Homeowners experienced similar problems when they became unable to attend their local gyms. The importance of a healthy body and mind became very apparent in 2020, and so we were encouraged to push furniture to one side for yoga mats and dumbbells. With the help of PE heroes like Joe Wicks, the nation came to realise that working out from home was not just possible, but easy and enjoyable.
We can expect to see this trend developing further into 2021 with homeowners choosing a dedicated and personal workout space over their expensive, shared public gyms. Like the home office, a dedicated space like this helps departmentalise our lives and activities.
Learn more about designing your own dedicated home gym.
A purpose built gym in a loft conversion. Project by Team Resi.
The houseplant trend is one that has continually grown in popularity over the years, and one our designers believe will continue to grow in 2021. As well as their aesthetic contribution to a space, plants have been proven to boost mood, help us relax, and even increase air quality.
“We evolved as a part of nature and so we naturally find nature relaxing,” says mental wellbeing author Ben Channon on our Happy Homes podcast. “It can even be used to combat anxiety and depression.” Their growing popularity has also increased what we know about looking after houseplants, meaning less stress and more benefits.
Listen to the full podcast episode with mental-wellbeing expert, Ben Channon.
Earthy, muted shades.
Bringing nature inside doesn’t always mean bringing nature inside. Often we can capture the essence of nature within our design choices, reaping the calming and cosy effects they bring into our everyday lives. One simple way to do this is with colour.
Muted earthy shades (browns, greens, creams, maroons) will continue to grow in popularity as homeowners look to increase their home’s connection to nature. We already see these colours in the increasingly popular ‘country style kitchen’, but expect to see earthy colours spread into living rooms, bedrooms and other function rooms throughout 2021.
Image: Modsy.com - Muted earthy tones in a contemporary living space.
For some, a country style kitchen is simply not enough. Cottagecore pursues a greatly romanticised, whimsical idea of life in the countryside. Inside the home this looks very traditional, with antique or reclaimed furniture throughout, fresh cut flowers, lots of wood, porcelain, brass and copper, and maybe even the odd archaic technological device, like a gramophone or typewriter.
In response to the Coronavirus pandemic, it is predicted there will be a migration of city dwellers escaping busy city streets to find solace in more rural communities. Some have even suggested the London population could fall in 2021 for the first time in 30 years. Cottagecore is no doubt the escapist fantasy many of those fleeing will be dreaming of, and something to look out for in the coming months and years.
Paula Sutton of @hillhousevintage has gathered a mass online following posting about her idealistic Cottagecore lifestyle.
For a long time, open and broken-plan have been battling it out for the top spot in our most popular layouts. Open-plan, with it’s large communal spaces, is undoubtedly on top. But that could all be about to change.

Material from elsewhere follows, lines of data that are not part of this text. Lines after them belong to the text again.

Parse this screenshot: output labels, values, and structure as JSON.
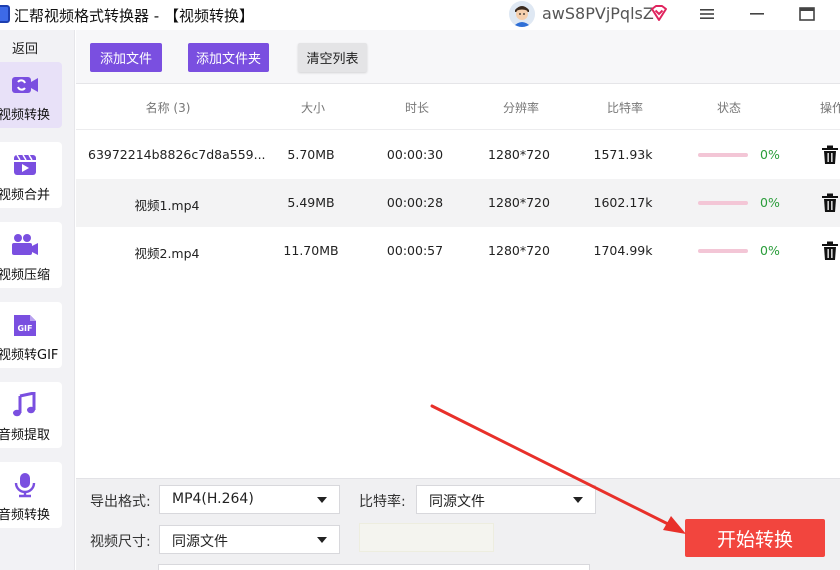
{
  "window": {
    "title": "汇帮视频格式转换器  - 【视频转换】",
    "username": "awS8PVjPqlsZ",
    "controls": {
      "menu_icon": "menu-icon",
      "minimize_icon": "minimize-icon",
      "maximize_icon": "maximize-icon"
    }
  },
  "sidebar": {
    "back_label": "返回",
    "items": [
      {
        "label": "视频转换",
        "icon": "video-convert-icon",
        "active": true
      },
      {
        "label": "视频合并",
        "icon": "video-merge-icon",
        "active": false
      },
      {
        "label": "视频压缩",
        "icon": "video-compress-icon",
        "active": false
      },
      {
        "label": "视频转GIF",
        "icon": "gif-icon",
        "active": false
      },
      {
        "label": "音频提取",
        "icon": "music-note-icon",
        "active": false
      },
      {
        "label": "音频转换",
        "icon": "microphone-icon",
        "active": false
      }
    ],
    "gif_badge": "GIF"
  },
  "toolbar": {
    "add_file": "添加文件",
    "add_folder": "添加文件夹",
    "clear_list": "清空列表"
  },
  "table": {
    "headers": {
      "name": "名称 (3)",
      "size": "大小",
      "duration": "时长",
      "resolution": "分辨率",
      "bitrate": "比特率",
      "status": "状态",
      "action": "操作"
    },
    "rows": [
      {
        "name": "63972214b8826c7d8a559...",
        "size": "5.70MB",
        "duration": "00:00:30",
        "resolution": "1280*720",
        "bitrate": "1571.93k",
        "progress": 0,
        "progress_label": "0%"
      },
      {
        "name": "视频1.mp4",
        "size": "5.49MB",
        "duration": "00:00:28",
        "resolution": "1280*720",
        "bitrate": "1602.17k",
        "progress": 0,
        "progress_label": "0%"
      },
      {
        "name": "视频2.mp4",
        "size": "11.70MB",
        "duration": "00:00:57",
        "resolution": "1280*720",
        "bitrate": "1704.99k",
        "progress": 0,
        "progress_label": "0%"
      }
    ]
  },
  "settings": {
    "format_label": "导出格式:",
    "format_value": "MP4(H.264)",
    "bitrate_label": "比特率:",
    "bitrate_value": "同源文件",
    "size_label": "视频尺寸:",
    "size_value": "同源文件"
  },
  "start_button": "开始转换",
  "colors": {
    "accent": "#7a4fe0",
    "start": "#f2453e",
    "progress": "#e66a94",
    "percent": "#2a9d3a",
    "arrow": "#e8302a"
  }
}
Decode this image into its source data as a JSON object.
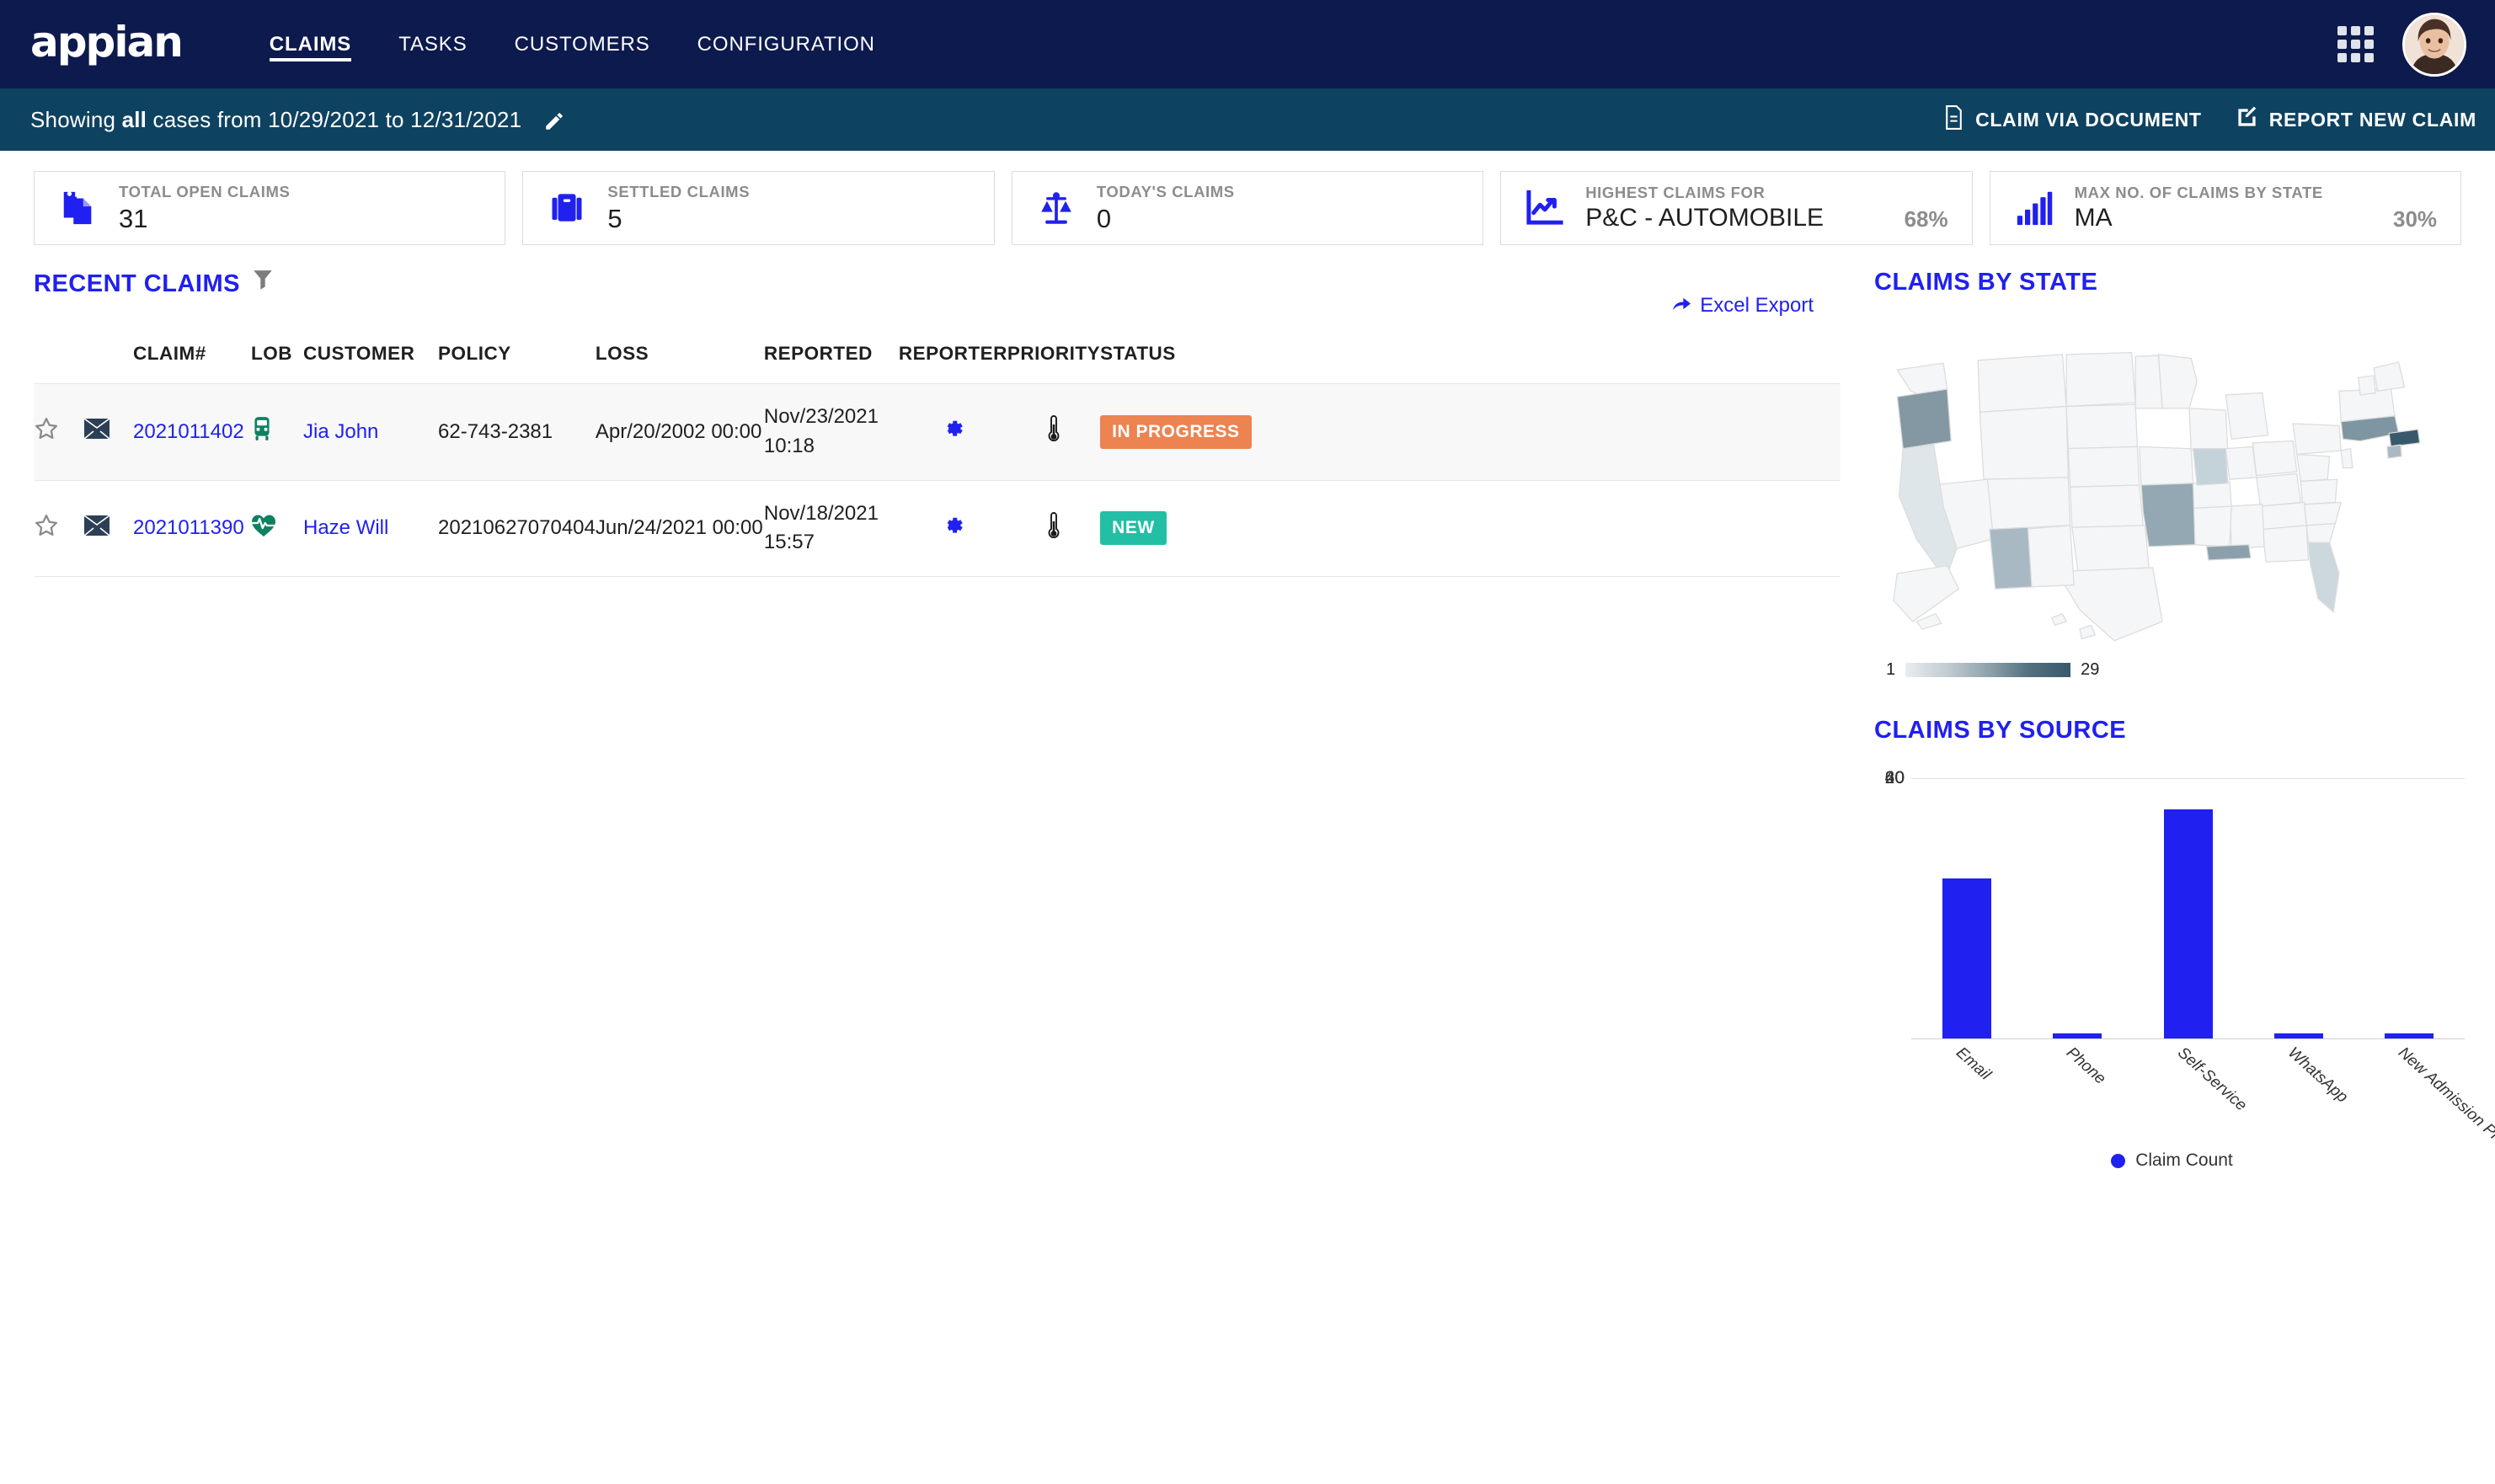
{
  "header": {
    "logo": "appian",
    "nav": [
      {
        "label": "CLAIMS",
        "active": true
      },
      {
        "label": "TASKS",
        "active": false
      },
      {
        "label": "CUSTOMERS",
        "active": false
      },
      {
        "label": "CONFIGURATION",
        "active": false
      }
    ],
    "grid_icon": "apps-grid-icon",
    "avatar": "user-avatar"
  },
  "subbar": {
    "prefix": "Showing ",
    "emphasis": "all",
    "suffix": " cases from 10/29/2021 to 12/31/2021",
    "edit_icon": "pencil-icon",
    "actions": [
      {
        "label": "CLAIM VIA DOCUMENT",
        "icon": "document-icon"
      },
      {
        "label": "REPORT NEW CLAIM",
        "icon": "edit-square-icon"
      }
    ]
  },
  "kpis": [
    {
      "label": "TOTAL OPEN CLAIMS",
      "value": "31",
      "pct": "",
      "icon": "clipboard-copy-icon"
    },
    {
      "label": "SETTLED CLAIMS",
      "value": "5",
      "pct": "",
      "icon": "briefcase-icon"
    },
    {
      "label": "TODAY'S CLAIMS",
      "value": "0",
      "pct": "",
      "icon": "scales-icon"
    },
    {
      "label": "HIGHEST CLAIMS FOR",
      "value": "P&C - AUTOMOBILE",
      "pct": "68%",
      "icon": "trend-chart-icon"
    },
    {
      "label": "MAX NO. OF CLAIMS BY STATE",
      "value": "MA",
      "pct": "30%",
      "icon": "bar-chart-icon"
    }
  ],
  "recent_claims": {
    "title": "RECENT CLAIMS",
    "filter_icon": "funnel-filter-icon",
    "excel_export": "Excel Export",
    "excel_icon": "share-arrow-icon",
    "columns": [
      "",
      "",
      "CLAIM#",
      "LOB",
      "CUSTOMER",
      "POLICY",
      "LOSS",
      "REPORTED",
      "REPORTER",
      "PRIORITY",
      "STATUS"
    ],
    "rows": [
      {
        "star": "star-outline-icon",
        "mail": "envelope-icon",
        "claim": "2021011402",
        "lob_icon": "bus-vehicle-icon",
        "lob_color": "#0d8060",
        "customer": "Jia John",
        "policy": "62-743-2381",
        "loss": "Apr/20/2002 00:00",
        "reported_date": "Nov/23/2021",
        "reported_time": "10:18",
        "reporter_icon": "gear-icon",
        "priority_icon": "thermometer-icon",
        "status": "IN PROGRESS",
        "status_color": "#ec8351"
      },
      {
        "star": "star-outline-icon",
        "mail": "envelope-icon",
        "claim": "2021011390",
        "lob_icon": "heartbeat-health-icon",
        "lob_color": "#0d8060",
        "customer": "Haze Will",
        "policy": "20210627070404",
        "loss": "Jun/24/2021 00:00",
        "reported_date": "Nov/18/2021",
        "reported_time": "15:57",
        "reporter_icon": "gear-icon",
        "priority_icon": "thermometer-icon",
        "status": "NEW",
        "status_color": "#22bfa5"
      }
    ]
  },
  "claims_by_state": {
    "title": "CLAIMS BY STATE",
    "legend_min": "1",
    "legend_max": "29",
    "states": [
      {
        "code": "MA",
        "value": 29
      },
      {
        "code": "OR",
        "value": 20
      },
      {
        "code": "NY",
        "value": 14
      },
      {
        "code": "AZ",
        "value": 9
      },
      {
        "code": "MO",
        "value": 9
      },
      {
        "code": "LA",
        "value": 9
      },
      {
        "code": "IL",
        "value": 5
      },
      {
        "code": "FL",
        "value": 5
      },
      {
        "code": "CA",
        "value": 3
      },
      {
        "code": "CT",
        "value": 5
      }
    ]
  },
  "chart_data": {
    "type": "bar",
    "title": "CLAIMS BY SOURCE",
    "categories": [
      "Email",
      "Phone",
      "Self-Service",
      "WhatsApp",
      "New Admission Process"
    ],
    "values": [
      37,
      1,
      53,
      1,
      1
    ],
    "series": [
      {
        "name": "Claim Count",
        "values": [
          37,
          1,
          53,
          1,
          1
        ]
      }
    ],
    "xlabel": "",
    "ylabel": "",
    "ylim": [
      0,
      60
    ],
    "yticks": [
      0,
      20,
      40,
      60
    ],
    "grid": true,
    "legend_position": "bottom",
    "legend_entries": [
      "Claim Count"
    ],
    "bar_color": "#2020f0"
  }
}
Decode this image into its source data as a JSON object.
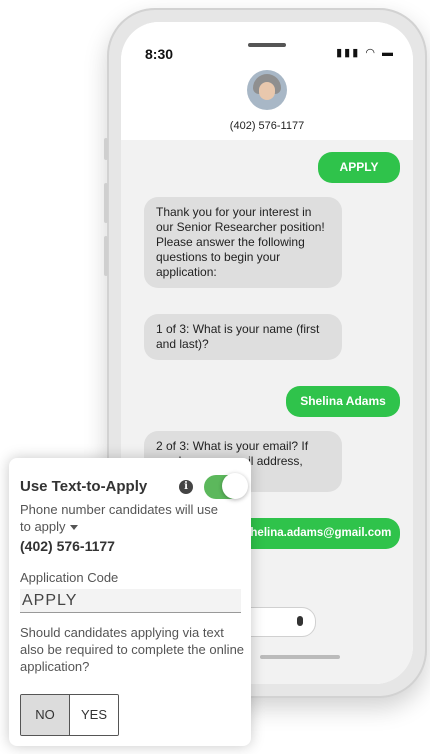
{
  "phone": {
    "status_time": "8:30",
    "contact_number": "(402) 576-1177",
    "messages": [
      {
        "type": "outgoing",
        "text": "APPLY"
      },
      {
        "type": "incoming",
        "text": "Thank you for your interest in our Senior Researcher position! Please answer the following questions to begin your application:"
      },
      {
        "type": "incoming",
        "text": "1 of 3: What is your name (first and last)?"
      },
      {
        "type": "outgoing",
        "text": "Shelina Adams"
      },
      {
        "type": "incoming",
        "text": "2 of 3: What is your email? If you have an email address, reply with NONE."
      },
      {
        "type": "outgoing",
        "text": "shelina.adams@gmail.com"
      }
    ]
  },
  "settings": {
    "title": "Use Text-to-Apply",
    "toggle_on": true,
    "phone_label": "Phone number candidates will use to apply",
    "phone_value": "(402) 576-1177",
    "code_label": "Application Code",
    "code_value": "APPLY",
    "question": "Should candidates applying via text also be required to complete the online application?",
    "no_label": "NO",
    "yes_label": "YES",
    "selected": "NO"
  },
  "colors": {
    "outgoing": "#2fc34b",
    "toggle": "#5cb85c"
  }
}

The multifunctionality of the modern home often results in a number of activities going on in different parts of the house. A limitation of open-plan is the lack of boundaries separating these activities. Broken-plan addresses this, keeping some of the preferred features of the open-plan layout while introducing boundaries and parameters. These might be glass partitions, partial walls, glass and sliding doors, just to name a few.
This dining room and kitchen are separated by large sliding doors, allowing for optional privacy. Project by Team Resi.
Maximalism has been the darkhorse of interior design for a while now, popping up infrequently in the homes of the few brave enough to attempt it. As the name suggests, maximalism is related to the better-known minimalism. Instead of getting rid of belongings and simplifying colour schemes, maximalism embraces mayhem, organising and displaying in a way that is excessive, quirky, and stylish.
Though very few seem to have committed to this unique interior styling, our designers think that more will be inclined to give it a go after being stuck at home for so long. What do you think? Is 2021 the year of the maximalists?
A crazy array of shapes, colour and texture combine in this beautiful maximalist dining room.
Were you planning to implement some of these trends into your home in 2021? Maybe you want to stay off trend and do your own thing? Whatever your style, it’s important you get the very best professionals on board.
At Resi, our unique Connect service puts you in contact with reliable and vetted professionals in your local area. So whether you’re after a trustworthy interior stylist, or the very best builder, get in touch with our team today!